A Virginia law enforcement worker was killed in a shootout with deputies in California after he allegedly killed the mother and grandparents of a teenage girl he had catfished online, police said Sunday.
The worker had driven off with the girl after the killings, police said.
Officers were initially called to the La Sierra South neighborhood in Riverside, California, on Friday just after 11 a.m. to check on the welfare of a girl who appeared distressed while getting into a red Kia Soul with a man, the Riverside Police Department said in a news release.
While officers were responding, police began to receive calls about a structural fire just a few houses away from where the welfare call was reported, they said.
The Riverside Fire Department arrived at the residence to find a fire on the first floor. When they made entry they discovered three adult victims lying on the ground, police said.
“Their bodies were pulled outside where it was determined they were victims of an apparent homicide,” the Riverside Police Department said, adding that firefighters were able to put the fire out.
During a preliminary investigation, detectives found out that the girl described in the initial welfare call had lived at the house where the three people were found dead, police said.

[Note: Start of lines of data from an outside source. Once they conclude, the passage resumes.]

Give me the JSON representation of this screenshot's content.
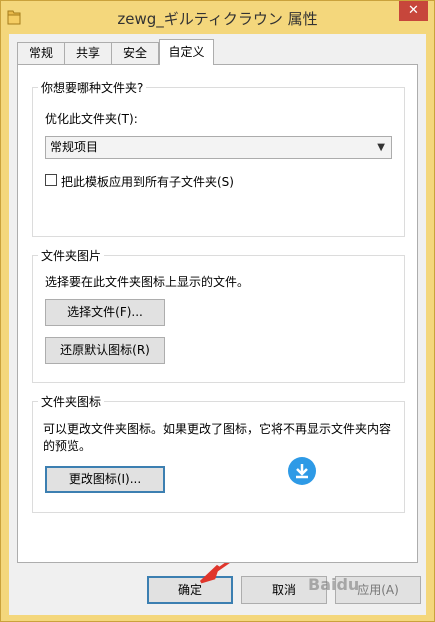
{
  "window": {
    "title": "zewg_ギルティクラウン 属性",
    "close_label": "✕"
  },
  "tabs": [
    {
      "label": "常规"
    },
    {
      "label": "共享"
    },
    {
      "label": "安全"
    },
    {
      "label": "自定义"
    }
  ],
  "group_type": {
    "title": "你想要哪种文件夹?",
    "optimize_label": "优化此文件夹(T):",
    "select_value": "常规项目",
    "checkbox_label": "把此模板应用到所有子文件夹(S)",
    "checkbox_checked": false
  },
  "group_picture": {
    "title": "文件夹图片",
    "description": "选择要在此文件夹图标上显示的文件。",
    "choose_button": "选择文件(F)...",
    "restore_button": "还原默认图标(R)"
  },
  "group_icon": {
    "title": "文件夹图标",
    "description_line1": "可以更改文件夹图标。如果更改了图标，它将不再显示文件夹内容",
    "description_line2": "的预览。",
    "change_button": "更改图标(I)..."
  },
  "footer": {
    "ok": "确定",
    "cancel": "取消",
    "apply": "应用(A)"
  },
  "watermark_text": "Baidu",
  "colors": {
    "title_bar": "#f4d77c",
    "close_button": "#c7463b",
    "annotation_arrow": "#e0362c",
    "download_badge": "#2e9ae6"
  }
}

Authorities were also able to identify the man she was seen with as 28-year-old Austin Lee Edwards of North Chesterfield, Virginia, who detectives learned had worked for the Virginia State Police until being recently employed at the Washington County Sheriff’s Office in Virginia.
Several hours later, authorities were able to track Edwards’ vehicle as he was driving with the teen through San Bernardino County in the unincorporated area of Kelso.

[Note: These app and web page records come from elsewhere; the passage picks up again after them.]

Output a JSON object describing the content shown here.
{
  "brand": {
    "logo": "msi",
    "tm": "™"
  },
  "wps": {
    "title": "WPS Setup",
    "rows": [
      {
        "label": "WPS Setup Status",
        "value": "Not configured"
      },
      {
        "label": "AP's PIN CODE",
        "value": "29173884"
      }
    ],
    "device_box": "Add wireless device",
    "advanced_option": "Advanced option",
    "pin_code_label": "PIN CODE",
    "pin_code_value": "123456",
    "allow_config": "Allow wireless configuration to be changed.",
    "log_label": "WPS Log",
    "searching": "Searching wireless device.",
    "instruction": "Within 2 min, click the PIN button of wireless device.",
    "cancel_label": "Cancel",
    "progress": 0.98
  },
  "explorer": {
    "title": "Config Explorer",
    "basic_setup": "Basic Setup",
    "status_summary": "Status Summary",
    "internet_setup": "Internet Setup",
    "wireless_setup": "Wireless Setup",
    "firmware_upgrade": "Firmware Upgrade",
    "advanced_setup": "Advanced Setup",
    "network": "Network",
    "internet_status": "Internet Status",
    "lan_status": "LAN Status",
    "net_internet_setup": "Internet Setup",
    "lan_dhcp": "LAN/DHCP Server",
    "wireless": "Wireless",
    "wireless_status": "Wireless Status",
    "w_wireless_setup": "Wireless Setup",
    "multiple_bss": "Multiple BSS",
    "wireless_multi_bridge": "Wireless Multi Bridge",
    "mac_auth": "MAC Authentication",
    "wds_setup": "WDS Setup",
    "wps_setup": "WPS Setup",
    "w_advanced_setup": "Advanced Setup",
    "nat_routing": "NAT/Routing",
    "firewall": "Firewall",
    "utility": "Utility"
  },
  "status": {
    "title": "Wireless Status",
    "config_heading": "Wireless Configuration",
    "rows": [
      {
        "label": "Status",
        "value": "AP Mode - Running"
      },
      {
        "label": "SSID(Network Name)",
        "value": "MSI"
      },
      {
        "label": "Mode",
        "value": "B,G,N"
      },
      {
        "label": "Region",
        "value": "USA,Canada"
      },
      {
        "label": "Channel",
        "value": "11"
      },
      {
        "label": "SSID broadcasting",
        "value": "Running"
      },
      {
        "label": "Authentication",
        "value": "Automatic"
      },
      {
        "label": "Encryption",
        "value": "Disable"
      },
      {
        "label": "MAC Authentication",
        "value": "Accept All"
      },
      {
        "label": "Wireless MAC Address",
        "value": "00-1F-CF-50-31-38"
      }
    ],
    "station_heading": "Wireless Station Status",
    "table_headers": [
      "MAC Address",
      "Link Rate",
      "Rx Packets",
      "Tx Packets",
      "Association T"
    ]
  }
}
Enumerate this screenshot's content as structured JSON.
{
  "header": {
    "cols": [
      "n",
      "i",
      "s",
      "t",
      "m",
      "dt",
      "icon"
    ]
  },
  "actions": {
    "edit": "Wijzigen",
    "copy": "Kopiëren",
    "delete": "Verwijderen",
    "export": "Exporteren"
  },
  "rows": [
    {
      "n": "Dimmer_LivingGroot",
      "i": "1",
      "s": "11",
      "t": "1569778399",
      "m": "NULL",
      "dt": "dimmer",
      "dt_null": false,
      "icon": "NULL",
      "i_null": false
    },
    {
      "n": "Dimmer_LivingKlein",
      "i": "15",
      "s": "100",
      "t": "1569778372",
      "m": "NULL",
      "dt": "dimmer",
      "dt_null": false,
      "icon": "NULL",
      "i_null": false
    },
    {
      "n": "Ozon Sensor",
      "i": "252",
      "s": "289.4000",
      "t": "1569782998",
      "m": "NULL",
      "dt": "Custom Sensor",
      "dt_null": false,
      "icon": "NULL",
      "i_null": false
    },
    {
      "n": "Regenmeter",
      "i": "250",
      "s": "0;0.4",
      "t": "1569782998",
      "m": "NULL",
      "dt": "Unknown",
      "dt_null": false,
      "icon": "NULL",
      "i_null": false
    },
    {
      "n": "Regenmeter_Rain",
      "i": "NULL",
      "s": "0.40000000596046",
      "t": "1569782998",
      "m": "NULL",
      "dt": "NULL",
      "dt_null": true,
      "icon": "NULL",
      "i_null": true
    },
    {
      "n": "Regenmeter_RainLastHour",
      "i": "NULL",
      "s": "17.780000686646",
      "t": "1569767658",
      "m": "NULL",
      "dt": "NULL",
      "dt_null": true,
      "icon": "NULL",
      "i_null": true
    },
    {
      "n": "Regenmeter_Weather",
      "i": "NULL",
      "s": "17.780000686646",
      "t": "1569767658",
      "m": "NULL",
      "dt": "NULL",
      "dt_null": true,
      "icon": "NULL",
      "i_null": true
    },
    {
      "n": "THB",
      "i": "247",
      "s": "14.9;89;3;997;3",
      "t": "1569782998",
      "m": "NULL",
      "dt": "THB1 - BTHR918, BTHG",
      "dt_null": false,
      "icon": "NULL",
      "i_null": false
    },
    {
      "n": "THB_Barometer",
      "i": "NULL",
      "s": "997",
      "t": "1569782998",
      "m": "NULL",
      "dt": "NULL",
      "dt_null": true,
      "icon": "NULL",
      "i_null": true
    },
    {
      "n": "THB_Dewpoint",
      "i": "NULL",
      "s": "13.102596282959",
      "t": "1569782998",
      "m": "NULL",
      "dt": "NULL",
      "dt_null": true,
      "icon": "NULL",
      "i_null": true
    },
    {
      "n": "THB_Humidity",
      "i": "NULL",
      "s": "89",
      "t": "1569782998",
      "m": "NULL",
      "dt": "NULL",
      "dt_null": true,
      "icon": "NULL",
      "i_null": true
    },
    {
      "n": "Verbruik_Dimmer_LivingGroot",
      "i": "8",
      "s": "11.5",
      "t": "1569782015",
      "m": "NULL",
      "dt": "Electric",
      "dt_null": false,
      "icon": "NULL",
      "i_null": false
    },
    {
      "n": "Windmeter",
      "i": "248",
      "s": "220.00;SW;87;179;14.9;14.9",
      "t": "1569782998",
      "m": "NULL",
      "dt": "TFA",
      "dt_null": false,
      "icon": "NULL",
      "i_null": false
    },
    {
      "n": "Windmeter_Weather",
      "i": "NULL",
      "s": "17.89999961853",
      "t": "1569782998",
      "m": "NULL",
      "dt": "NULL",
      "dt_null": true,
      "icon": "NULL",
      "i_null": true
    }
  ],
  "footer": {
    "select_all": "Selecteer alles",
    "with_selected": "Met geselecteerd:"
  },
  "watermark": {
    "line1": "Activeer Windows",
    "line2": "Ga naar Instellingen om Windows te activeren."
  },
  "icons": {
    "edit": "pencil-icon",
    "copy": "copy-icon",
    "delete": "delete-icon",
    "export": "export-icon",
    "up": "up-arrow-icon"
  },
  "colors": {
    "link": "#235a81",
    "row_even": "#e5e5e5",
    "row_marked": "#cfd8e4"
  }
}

When deputies with the San Bernardino County Sheriff’s Department caught up Edwards, the suspect fired gunshots at them, before being fatally shot by at least one deputy, police said. Edwards was pronounced dead at the scene, they said.

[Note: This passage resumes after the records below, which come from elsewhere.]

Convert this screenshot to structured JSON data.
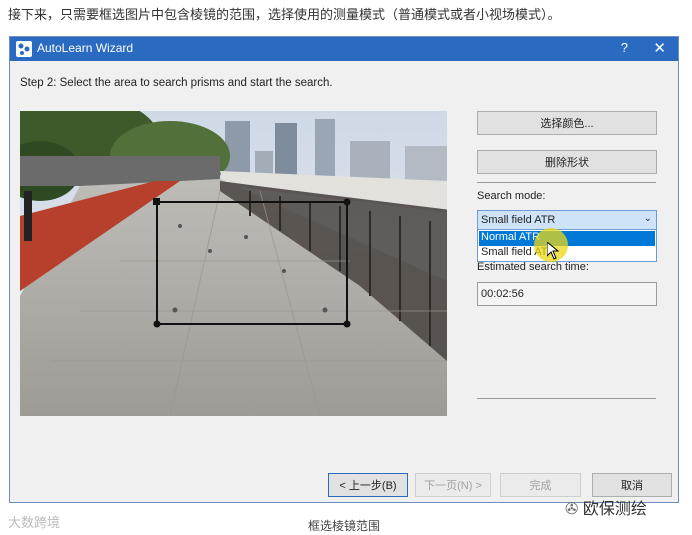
{
  "article": {
    "intro_text": "接下来，只需要框选图片中包含棱镜的范围，选择使用的测量模式（普通模式或者小视场模式）。",
    "figure_caption": "框选棱镜范围",
    "watermark_left": "大数跨境",
    "watermark_right": "欧保测绘"
  },
  "window": {
    "title": "AutoLearn Wizard",
    "help_label": "?",
    "close_label": "✕",
    "app_icon": "wizard-app-icon",
    "titlebar_color": "#2b6ac1"
  },
  "step": {
    "label": "Step 2: Select the area to search prisms and start the search."
  },
  "side_panel": {
    "select_color_label": "选择颜色...",
    "delete_shape_label": "删除形状",
    "search_mode_label": "Search mode:",
    "search_mode_value": "Small field ATR",
    "search_mode_options": [
      "Normal ATR",
      "Small field ATR"
    ],
    "search_mode_highlighted": "Normal ATR",
    "estimated_time_label": "Estimated search time:",
    "estimated_time_value": "00:02:56"
  },
  "footer": {
    "back_label": "< 上一步(B)",
    "next_label": "下一页(N) >",
    "finish_label": "完成",
    "cancel_label": "取消"
  },
  "colors": {
    "selection_blue": "#0078d7",
    "cursor_highlight": "#ebd714",
    "running_track": "#b6402c"
  }
}
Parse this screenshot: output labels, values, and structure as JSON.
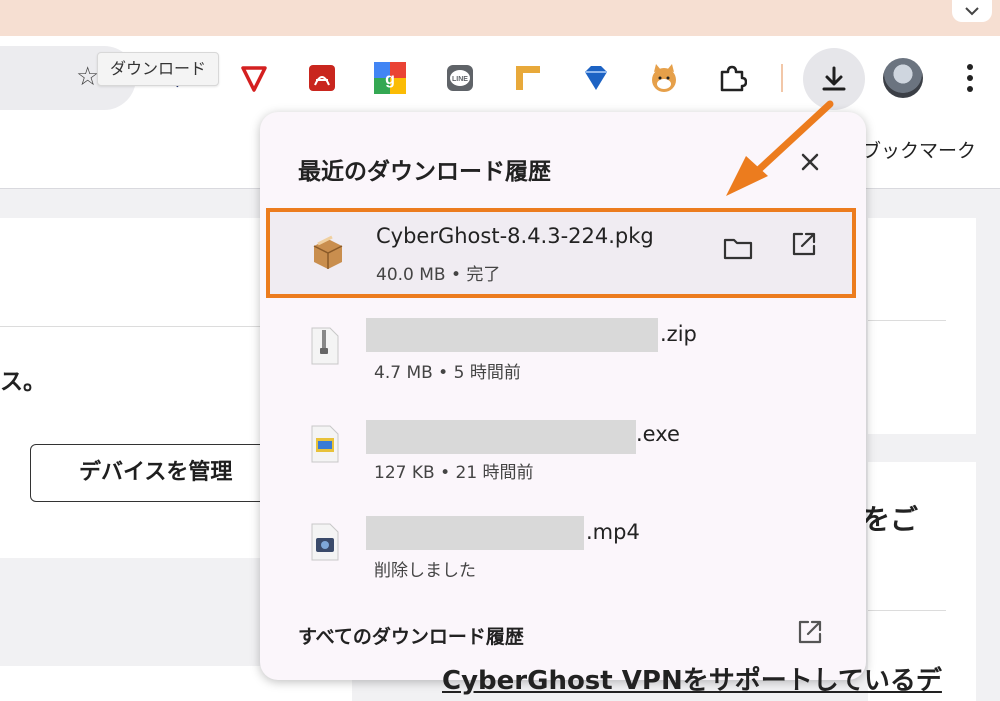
{
  "browser": {
    "tooltip": "ダウンロード",
    "bookmarks_label": "ブックマーク",
    "extensions": [
      "quill-icon",
      "shield-extension-icon",
      "acrobat-icon",
      "google-icon",
      "line-icon",
      "ruler-icon",
      "diamond-icon",
      "shiba-icon",
      "puzzle-icon"
    ]
  },
  "page": {
    "left_text": "ス。",
    "manage_button": "デバイスを管理",
    "right_text": "をご",
    "right_link": "CyberGhost VPNをサポートしているデ"
  },
  "downloads_panel": {
    "title": "最近のダウンロード履歴",
    "items": [
      {
        "name": "CyberGhost-8.4.3-224.pkg",
        "meta": "40.0 MB • 完了",
        "icon": "package-icon",
        "highlighted": true
      },
      {
        "name": ".zip",
        "meta": "4.7 MB • 5 時間前",
        "icon": "zip-file-icon"
      },
      {
        "name": ".exe",
        "meta": "127 KB • 21 時間前",
        "icon": "exe-file-icon"
      },
      {
        "name": ".mp4",
        "meta": "削除しました",
        "icon": "video-file-icon"
      }
    ],
    "footer_label": "すべてのダウンロード履歴"
  },
  "colors": {
    "highlight": "#ec7c1e",
    "arrow": "#ec7c1e",
    "panel_bg": "#fbf6fb",
    "top_strip": "#f6dfd2"
  }
}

The teen was unharmed and was placed into protective custody of the Riverside County Department of Public Social Services, police said.
“Detectives determined Edwards had met the female teenager through the common form of online deception known as ‘catfishing,’ where someone pretends to be a different person than they actually are,” the Riverside Police Department said.
Police said it was believed Edwards had developed an online relationship with the teen and was able to obtain her personal information.
He travelled from Virginia to Riverside, where he parked his vehicle in a neighbor’s driveway and walked to the teen’s home, at some point killing her mother, grandfather and grandmother before walking back to his vehicle with the teen and leaving, police said.
The slain family members were identified as 69-year-old Mark Winek; his wife, 65-year-old Sharie Winek; and their daughter, 38-year-old Brooke Winek, police said. The exact cause and manner of their deaths were still pending, they said. The cause of the fire at the residence was also still under investigation, but police said it appeared to have been intentionally ignited.
A spokesperson for the Virginia State Police said Edwards entered its academy July 6, 2021, and graduated as a trooper on Jan. 21 of this year. He was assigned to Henrico County, which is within the Richmond Division, they said, before resigning on Oct. 28. Asked for more information on the circumstances surround Edwards’ resignation, the spokesperson said state law prohibits state agencies from releasing anything other than a date of resignation.
The Washington County Sheriff’s Office said in a statement that Edwards was hired on Nov. 16 and recently began orientation there. The office was getting ready to assign him to the patrol division.
“Past employers and the Virginia State Police were contacted during the hiring processing,” the sheriff’s office said, “however, no employers disclosed any troubles, reprimands, or internal investigations pertaining to Edwards.”
The agency said it is currently assisting the Riverside Police Department in California with this investigation.
“It is shocking and sad to the entire law enforcement community that such an evil and wicked person could infiltrate law enforcement while concealing his true identity as a computer predator and murderer,” Washington County Sheriff Blake Andis said.
Police said the investigation into the incident was still ongoing. They asked anyone with information to contact them and said those wishing to remain anonymous can email RPDTips@RiversideCA.gov.
Riverside Police Chief Larry Gonzalez encouraged families to talk to their children about how to use the internet safely in a statement shared about the triple homicide.
“Our hearts go out to the Winek family and their loved ones during this time of tremendous grief, as this is a tragedy for all Riversiders,” he said. “This is yet another horrific reminder of the predators existing online who prey on our children.”
Phil McCausland and Lewis Kamb contributed.